▶ _Your task_: Line for line, return the data exactly, omitting all pictures.

Task input Start Marker

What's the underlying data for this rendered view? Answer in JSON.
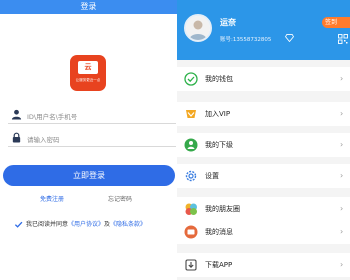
{
  "login": {
    "header_title": "登录",
    "logo_char": "云",
    "logo_caption": "让服务更近一点",
    "user_placeholder": "ID\\用户名\\手机号",
    "password_placeholder": "请输入密码",
    "login_button": "立即登录",
    "register_link": "免费注册",
    "forgot_link": "忘记密码",
    "agree_prefix": "我已阅读并同意",
    "user_agreement": "《用户协议》",
    "agree_and": "及",
    "privacy_policy": "《隐私条款》",
    "accent_color": "#2f6ce6"
  },
  "profile": {
    "username": "运奈",
    "account": "账号:13558732805",
    "badge": "签到",
    "header_color": "#2c96e8",
    "menu": [
      {
        "label": "我的钱包",
        "icon": "wallet-icon"
      },
      {
        "label": "加入VIP",
        "icon": "vip-icon"
      },
      {
        "label": "我的下级",
        "icon": "subordinates-icon"
      },
      {
        "label": "设置",
        "icon": "settings-gear-icon"
      },
      {
        "label": "我的朋友圈",
        "icon": "moments-icon"
      },
      {
        "label": "我的消息",
        "icon": "message-icon"
      },
      {
        "label": "下载APP",
        "icon": "download-icon"
      }
    ],
    "chevron": "›"
  }
}
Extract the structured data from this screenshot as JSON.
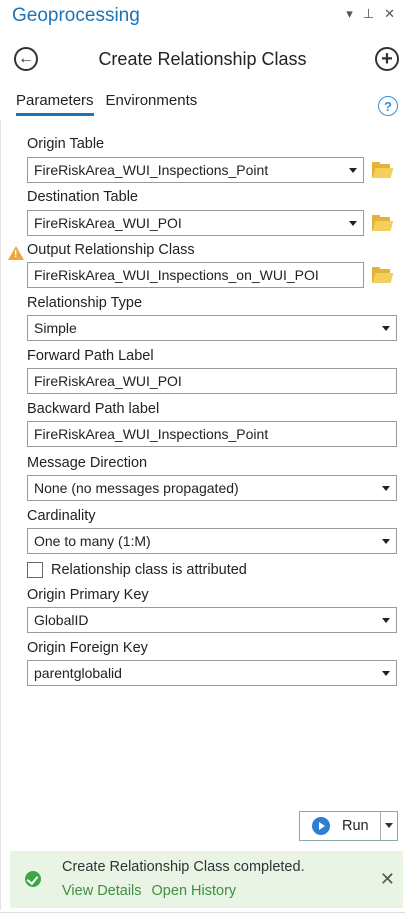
{
  "panel": {
    "title": "Geoprocessing",
    "menu_icon": "chevron-down-icon",
    "pin_icon": "pin-icon",
    "close_icon": "close-icon"
  },
  "nav": {
    "title": "Create Relationship Class",
    "back_icon": "back-arrow-icon",
    "add_icon": "plus-circle-icon"
  },
  "tabs": [
    {
      "label": "Parameters",
      "active": true
    },
    {
      "label": "Environments",
      "active": false
    }
  ],
  "help_icon_char": "?",
  "params": {
    "origin_table": {
      "label": "Origin Table",
      "value": "FireRiskArea_WUI_Inspections_Point"
    },
    "destination_table": {
      "label": "Destination Table",
      "value": "FireRiskArea_WUI_POI"
    },
    "output_relationship_class": {
      "label": "Output Relationship Class",
      "value": "FireRiskArea_WUI_Inspections_on_WUI_POI"
    },
    "relationship_type": {
      "label": "Relationship Type",
      "value": "Simple"
    },
    "forward_path_label": {
      "label": "Forward Path Label",
      "value": "FireRiskArea_WUI_POI"
    },
    "backward_path_label": {
      "label": "Backward Path label",
      "value": "FireRiskArea_WUI_Inspections_Point"
    },
    "message_direction": {
      "label": "Message Direction",
      "value": "None (no messages propagated)"
    },
    "cardinality": {
      "label": "Cardinality",
      "value": "One to many (1:M)"
    },
    "attributed": {
      "label": "Relationship class is attributed",
      "checked": false
    },
    "origin_primary_key": {
      "label": "Origin Primary Key",
      "value": "GlobalID"
    },
    "origin_foreign_key": {
      "label": "Origin Foreign Key",
      "value": "parentglobalid"
    }
  },
  "run_button": {
    "label": "Run"
  },
  "status": {
    "message": "Create Relationship Class completed.",
    "view_details": "View Details",
    "open_history": "Open History",
    "close_char": "✕",
    "success_color": "#3ea648"
  },
  "colors": {
    "accent": "#1e73b4",
    "folder": "#e2b33a",
    "warning": "#f2a53a",
    "status_bg": "#e9f4e4"
  }
}
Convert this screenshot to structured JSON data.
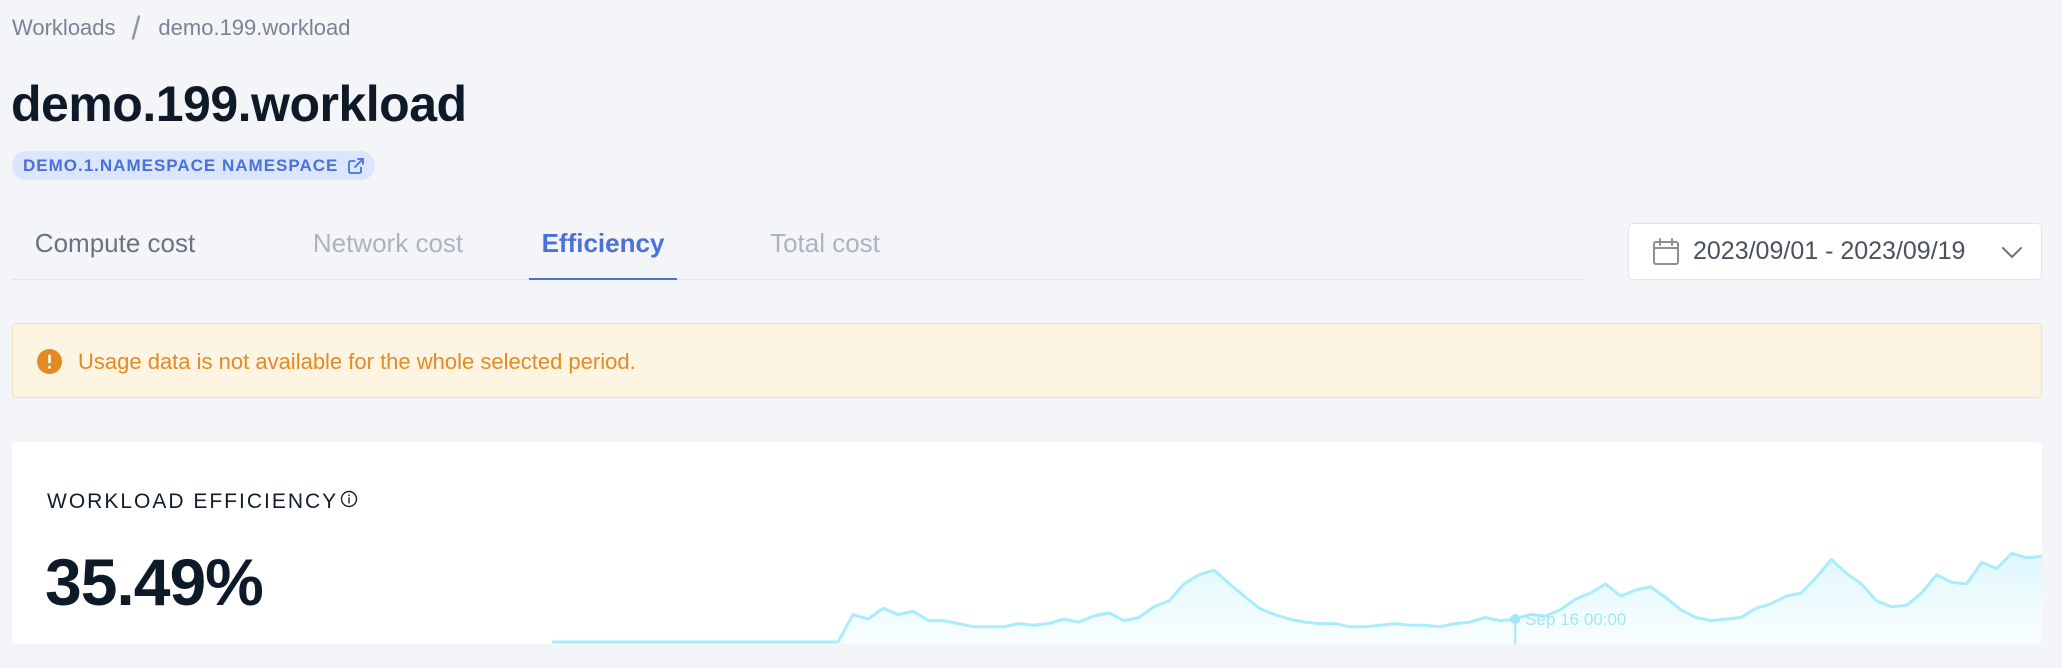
{
  "breadcrumb": {
    "root": "Workloads",
    "separator": "/",
    "current": "demo.199.workload"
  },
  "page": {
    "title": "demo.199.workload",
    "namespace_badge": "DEMO.1.NAMESPACE NAMESPACE",
    "namespace_icon": "external-link-icon"
  },
  "tabs": [
    {
      "label": "Compute cost",
      "active": false
    },
    {
      "label": "Network cost",
      "active": false
    },
    {
      "label": "Efficiency",
      "active": true
    },
    {
      "label": "Total cost",
      "active": false
    }
  ],
  "date_range": {
    "value": "2023/09/01 - 2023/09/19",
    "icon": "calendar-icon",
    "chevron": "chevron-down-icon"
  },
  "warning": {
    "icon": "alert-circle-icon",
    "text": "Usage data is not available for the whole selected period."
  },
  "efficiency": {
    "label": "WORKLOAD EFFICIENCY",
    "info_icon": "info-icon",
    "value": "35.49%"
  },
  "colors": {
    "accent": "#4a70d9",
    "badge_bg": "#dbe5fb",
    "warning_bg": "#fdf4e2",
    "warning_text": "#e48a25",
    "chart_line": "#a9ecfb",
    "chart_fill": "#e6f9fe",
    "background": "#f4f5f9"
  },
  "chart_data": {
    "type": "area",
    "title": "",
    "xlabel": "",
    "ylabel": "",
    "x_range": [
      "Sep 01",
      "Sep 19"
    ],
    "hover_label": "Sep 16 00:00",
    "hover_index": 64,
    "ylim": [
      0,
      100
    ],
    "series": [
      {
        "values": [
          0,
          0,
          0,
          0,
          0,
          0,
          0,
          0,
          0,
          0,
          0,
          0,
          0,
          0,
          0,
          0,
          0,
          0,
          0,
          0,
          18,
          15,
          22,
          18,
          20,
          14,
          14,
          12,
          10,
          10,
          10,
          12,
          11,
          12,
          15,
          13,
          17,
          19,
          14,
          16,
          23,
          27,
          38,
          44,
          47,
          38,
          30,
          22,
          18,
          15,
          13,
          12,
          12,
          10,
          10,
          11,
          12,
          11,
          11,
          10,
          12,
          13,
          16,
          14,
          15,
          18,
          17,
          21,
          28,
          32,
          38,
          30,
          34,
          36,
          29,
          21,
          16,
          14,
          15,
          16,
          22,
          25,
          30,
          32,
          42,
          54,
          45,
          38,
          27,
          23,
          24,
          32,
          44,
          39,
          38,
          52,
          48,
          58,
          55,
          56
        ]
      }
    ]
  }
}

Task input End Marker

▶ _Written solution_:
What's the underlying data for this rendered view? Answer in JSON.
{
  "login": {
    "header_title": "登录",
    "logo_char": "云",
    "logo_caption": "让服务更近一点",
    "user_placeholder": "ID\\用户名\\手机号",
    "password_placeholder": "请输入密码",
    "login_button": "立即登录",
    "register_link": "免费注册",
    "forgot_link": "忘记密码",
    "agree_prefix": "我已阅读并同意",
    "user_agreement": "《用户协议》",
    "agree_and": "及",
    "privacy_policy": "《隐私条款》",
    "accent_color": "#2f6ce6"
  },
  "profile": {
    "username": "运奈",
    "account": "账号:13558732805",
    "badge": "签到",
    "header_color": "#2c96e8",
    "menu": [
      {
        "label": "我的钱包",
        "icon": "wallet-icon"
      },
      {
        "label": "加入VIP",
        "icon": "vip-icon"
      },
      {
        "label": "我的下级",
        "icon": "subordinates-icon"
      },
      {
        "label": "设置",
        "icon": "settings-gear-icon"
      },
      {
        "label": "我的朋友圈",
        "icon": "moments-icon"
      },
      {
        "label": "我的消息",
        "icon": "message-icon"
      },
      {
        "label": "下载APP",
        "icon": "download-icon"
      }
    ],
    "chevron": "›"
  }
}
Extract the structured data from this screenshot as JSON.
{
  "panel": {
    "title": "Geoprocessing",
    "menu_icon": "chevron-down-icon",
    "pin_icon": "pin-icon",
    "close_icon": "close-icon"
  },
  "nav": {
    "title": "Create Relationship Class",
    "back_icon": "back-arrow-icon",
    "add_icon": "plus-circle-icon"
  },
  "tabs": [
    {
      "label": "Parameters",
      "active": true
    },
    {
      "label": "Environments",
      "active": false
    }
  ],
  "help_icon_char": "?",
  "params": {
    "origin_table": {
      "label": "Origin Table",
      "value": "FireRiskArea_WUI_Inspections_Point"
    },
    "destination_table": {
      "label": "Destination Table",
      "value": "FireRiskArea_WUI_POI"
    },
    "output_relationship_class": {
      "label": "Output Relationship Class",
      "value": "FireRiskArea_WUI_Inspections_on_WUI_POI"
    },
    "relationship_type": {
      "label": "Relationship Type",
      "value": "Simple"
    },
    "forward_path_label": {
      "label": "Forward Path Label",
      "value": "FireRiskArea_WUI_POI"
    },
    "backward_path_label": {
      "label": "Backward Path label",
      "value": "FireRiskArea_WUI_Inspections_Point"
    },
    "message_direction": {
      "label": "Message Direction",
      "value": "None (no messages propagated)"
    },
    "cardinality": {
      "label": "Cardinality",
      "value": "One to many (1:M)"
    },
    "attributed": {
      "label": "Relationship class is attributed",
      "checked": false
    },
    "origin_primary_key": {
      "label": "Origin Primary Key",
      "value": "GlobalID"
    },
    "origin_foreign_key": {
      "label": "Origin Foreign Key",
      "value": "parentglobalid"
    }
  },
  "run_button": {
    "label": "Run"
  },
  "status": {
    "message": "Create Relationship Class completed.",
    "view_details": "View Details",
    "open_history": "Open History",
    "close_char": "✕",
    "success_color": "#3ea648"
  },
  "colors": {
    "accent": "#1e73b4",
    "folder": "#e2b33a",
    "warning": "#f2a53a",
    "status_bg": "#e9f4e4"
  }
}
Convert this screenshot to structured JSON data.
{
  "breadcrumb": {
    "root": "Workloads",
    "separator": "/",
    "current": "demo.199.workload"
  },
  "page": {
    "title": "demo.199.workload",
    "namespace_badge": "DEMO.1.NAMESPACE NAMESPACE",
    "namespace_icon": "external-link-icon"
  },
  "tabs": [
    {
      "label": "Compute cost",
      "active": false
    },
    {
      "label": "Network cost",
      "active": false
    },
    {
      "label": "Efficiency",
      "active": true
    },
    {
      "label": "Total cost",
      "active": false
    }
  ],
  "date_range": {
    "value": "2023/09/01 - 2023/09/19",
    "icon": "calendar-icon",
    "chevron": "chevron-down-icon"
  },
  "warning": {
    "icon": "alert-circle-icon",
    "text": "Usage data is not available for the whole selected period."
  },
  "efficiency": {
    "label": "WORKLOAD EFFICIENCY",
    "info_icon": "info-icon",
    "value": "35.49%"
  },
  "colors": {
    "accent": "#4a70d9",
    "badge_bg": "#dbe5fb",
    "warning_bg": "#fdf4e2",
    "warning_text": "#e48a25",
    "chart_line": "#a9ecfb",
    "chart_fill": "#e6f9fe",
    "background": "#f4f5f9"
  },
  "chart_data": {
    "type": "area",
    "title": "",
    "xlabel": "",
    "ylabel": "",
    "x_range": [
      "Sep 01",
      "Sep 19"
    ],
    "hover_label": "Sep 16 00:00",
    "hover_index": 64,
    "ylim": [
      0,
      100
    ],
    "series": [
      {
        "values": [
          0,
          0,
          0,
          0,
          0,
          0,
          0,
          0,
          0,
          0,
          0,
          0,
          0,
          0,
          0,
          0,
          0,
          0,
          0,
          0,
          18,
          15,
          22,
          18,
          20,
          14,
          14,
          12,
          10,
          10,
          10,
          12,
          11,
          12,
          15,
          13,
          17,
          19,
          14,
          16,
          23,
          27,
          38,
          44,
          47,
          38,
          30,
          22,
          18,
          15,
          13,
          12,
          12,
          10,
          10,
          11,
          12,
          11,
          11,
          10,
          12,
          13,
          16,
          14,
          15,
          18,
          17,
          21,
          28,
          32,
          38,
          30,
          34,
          36,
          29,
          21,
          16,
          14,
          15,
          16,
          22,
          25,
          30,
          32,
          42,
          54,
          45,
          38,
          27,
          23,
          24,
          32,
          44,
          39,
          38,
          52,
          48,
          58,
          55,
          56
        ]
      }
    ]
  }
}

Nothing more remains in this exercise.